Put it next to an RCA 44 (300 x 120 x 90 mm) and you'll see the amazing difference in size. The BM 3 is just 195 mm long, with a 30 mm diameter. THe RCA 44BX weighs 3,85 kg, whereas the BM 3 weighs only 383 grams, only one tenth of the weight of the 44 BX!
Now try to imagine how much easier it is in use; you don't need an extra heavy mike stand and it is no problem to place it wherever you want to.

The ribbon of the BM 3 was piston shaped, not corrugated like the RCAs. Beyerdynamic uses the same idea; in theory piston shaped ribbons have a higher output and less distortion, in practice it is hard to hear any difference.
Because BM3s are some 60 years old by now, their ribbons have often detoriorated or may have been crushed, between the magnets, which happens often.
Whenever a BM 3 is serviced and re-ribbonned, the new ribbon will be a corrugated one, but that will get it back to the original specs, or with stronger magnets it may even be better.
Xaudia offers a complete revision with new ribbon, stronger magnets, a 300 Ohm transformer and changes the unusual 3 pin B&O connector for an XLR 3, all this improves the signal by 18 dB.

For anyone who wants to use these microphones in a professional studio, this upgrade is highly recommended, although there are those who prefer the original darker sound of an unrestored version.
The BM 3 had a 3-way switch at the front, with T/M/O setting. T for Talk, with a 100 Hz low cut, M for Music, the straight signal, and O for Off. The output impedance is 50 Ohm, so a step up transformer is necessary for use with modern equipment.

After the BM 3, B&O presented the BM 4 with the exact same looks, but with a choice of impedances (50/250/40k Ohm) via a switch at the back.
In the USA, both microphones were sold as the 'Fen-Tone Blue Ribbon'.

The shape and sound of the BM 3 inspired a number of other microphone makers. Best known is the Royer 121, a modern copy, with a wonderful sound but a hefty price, it is often preferred for electric guitar. Extinct Audio has two similar looking versions, with great sound and a more modest price: the standard BM 9, for acoustic instruments and vocals, and the 'Black Ops' for loud sources, like electric guitars.

These are all great microphones, but if you can get your hands on an original BM 3 or 4, for not too much money, and have it serviced, you have a microphone that is great on almost any source, so keep an eye out for them.
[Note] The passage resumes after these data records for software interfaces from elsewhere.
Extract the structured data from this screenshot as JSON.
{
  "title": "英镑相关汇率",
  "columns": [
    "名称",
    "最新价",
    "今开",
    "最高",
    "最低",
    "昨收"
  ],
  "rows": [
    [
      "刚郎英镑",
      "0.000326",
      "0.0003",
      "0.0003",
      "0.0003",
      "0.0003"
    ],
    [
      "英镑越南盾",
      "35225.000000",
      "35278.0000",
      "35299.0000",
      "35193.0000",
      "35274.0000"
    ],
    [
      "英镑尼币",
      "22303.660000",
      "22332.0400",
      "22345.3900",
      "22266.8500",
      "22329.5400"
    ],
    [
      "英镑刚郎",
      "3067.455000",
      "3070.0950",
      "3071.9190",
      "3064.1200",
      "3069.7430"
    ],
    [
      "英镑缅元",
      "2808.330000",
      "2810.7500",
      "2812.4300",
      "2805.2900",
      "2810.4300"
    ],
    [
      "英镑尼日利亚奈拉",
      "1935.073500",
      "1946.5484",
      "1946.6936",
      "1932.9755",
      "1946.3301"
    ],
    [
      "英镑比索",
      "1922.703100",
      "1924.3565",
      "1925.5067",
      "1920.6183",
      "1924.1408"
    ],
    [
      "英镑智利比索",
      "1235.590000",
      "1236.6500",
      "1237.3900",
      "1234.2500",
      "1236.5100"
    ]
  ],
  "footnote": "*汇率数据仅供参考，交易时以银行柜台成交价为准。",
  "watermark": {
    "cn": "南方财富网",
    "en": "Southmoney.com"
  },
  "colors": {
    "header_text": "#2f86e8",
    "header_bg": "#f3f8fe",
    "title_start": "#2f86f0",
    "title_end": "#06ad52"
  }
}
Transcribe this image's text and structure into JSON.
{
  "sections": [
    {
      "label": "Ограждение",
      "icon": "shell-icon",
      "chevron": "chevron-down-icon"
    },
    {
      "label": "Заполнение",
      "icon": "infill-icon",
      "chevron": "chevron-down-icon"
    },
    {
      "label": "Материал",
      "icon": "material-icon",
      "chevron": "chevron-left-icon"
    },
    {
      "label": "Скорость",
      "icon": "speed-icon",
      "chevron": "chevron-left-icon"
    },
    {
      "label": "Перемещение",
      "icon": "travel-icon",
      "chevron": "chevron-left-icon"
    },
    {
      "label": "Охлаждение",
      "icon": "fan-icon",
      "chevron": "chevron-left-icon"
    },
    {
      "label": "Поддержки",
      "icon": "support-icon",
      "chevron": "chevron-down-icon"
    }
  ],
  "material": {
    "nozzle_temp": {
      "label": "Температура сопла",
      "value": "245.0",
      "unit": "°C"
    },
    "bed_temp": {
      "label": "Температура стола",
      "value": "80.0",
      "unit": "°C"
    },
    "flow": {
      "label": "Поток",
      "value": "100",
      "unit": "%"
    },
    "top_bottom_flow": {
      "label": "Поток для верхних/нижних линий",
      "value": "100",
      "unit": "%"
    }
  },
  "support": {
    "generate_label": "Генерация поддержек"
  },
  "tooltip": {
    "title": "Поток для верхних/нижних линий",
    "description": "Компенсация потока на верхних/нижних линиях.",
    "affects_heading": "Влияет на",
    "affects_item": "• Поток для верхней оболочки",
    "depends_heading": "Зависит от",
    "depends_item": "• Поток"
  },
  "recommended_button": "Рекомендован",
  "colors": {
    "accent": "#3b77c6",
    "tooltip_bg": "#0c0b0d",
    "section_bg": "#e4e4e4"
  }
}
These and many more types feature in my book Witnesses of Words. More information about that can be found at

wow cover

B&O BM3 Xaudia modded

Above: the B&O BM 3 in original condition and a version modded by Xaudia, with new ribbon, transformer and XLR3

Below: sound of both, BM 3 specsheet and the connector

B&O BM 3 original sound

B&O BM 3 Xaudia modded sound

B&O BM3 specs
B&O BM3 connector